  1. The A3, A8 calculation occurs in the SIM and the A5 in the baseband processor, right? So when I have a full control of the baseband, I can initiate a call or SMS and impersonate the phone?
  2. If I had full control of the SIM card, then I could send SMS messages with the Ki or data of banking applets on the Sim Card? Can I initiate a voice call or attack the baseband OS with the Sim Card? Which communication protocol is used between the SIM and the baseband processor? Also AT Commands?-Since these would limit the attack possibilities.

Unfortunately, I haven't found a source which focuses on the connection between the three components.

6

I don't know anything about the application processor side, but I can tell you some things about the SIM side:

Subscriber Identity Modules are a type of smart card, and as such they not talk AT, but a separate protocol from ISO, commonly referred to as APDU. The rest of ISO 7816 is mostly innocuous, and doesn't even deal with broadband, which is fortunate because ISO doesn't provide them for free.

Enter 3GPP, which maintains the standards for smartcards connecting to the GSM network. These standards are a superset of ISO 7816 and are freely available at their website (go browse around there for a bit, it's an amazing website teeming with the most detailed information)

In the 11.11 standard, some of your assumptions are confirmed: The SIM does not do A5 encryption, you Mobile Equipment does that, the SIM does A3 and A8.

In the 11.14 standard things get interesting, these are the details of what SIM applications can do with the Mobile Equipment uplink. Turns out they can do just about anything, sometimes on the pinky promise that "It shall be possible for the user to deactivate this command". Voice calls, Data, you name it.

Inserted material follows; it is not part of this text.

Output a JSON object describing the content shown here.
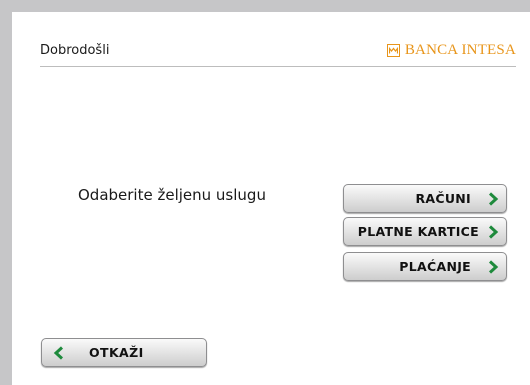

Whether or not the Ki is accessible to SIM applications may hopefully be found somewhere in the 31 series specifications. I haven't had the time to read through all that. 31.130 looks like a good place to start.

Your Answer

By clicking “Post Your Answer”, you agree to our terms of service, privacy policy and cookie policy

Not the answer you're looking for? Browse other questions tagged or ask your own question.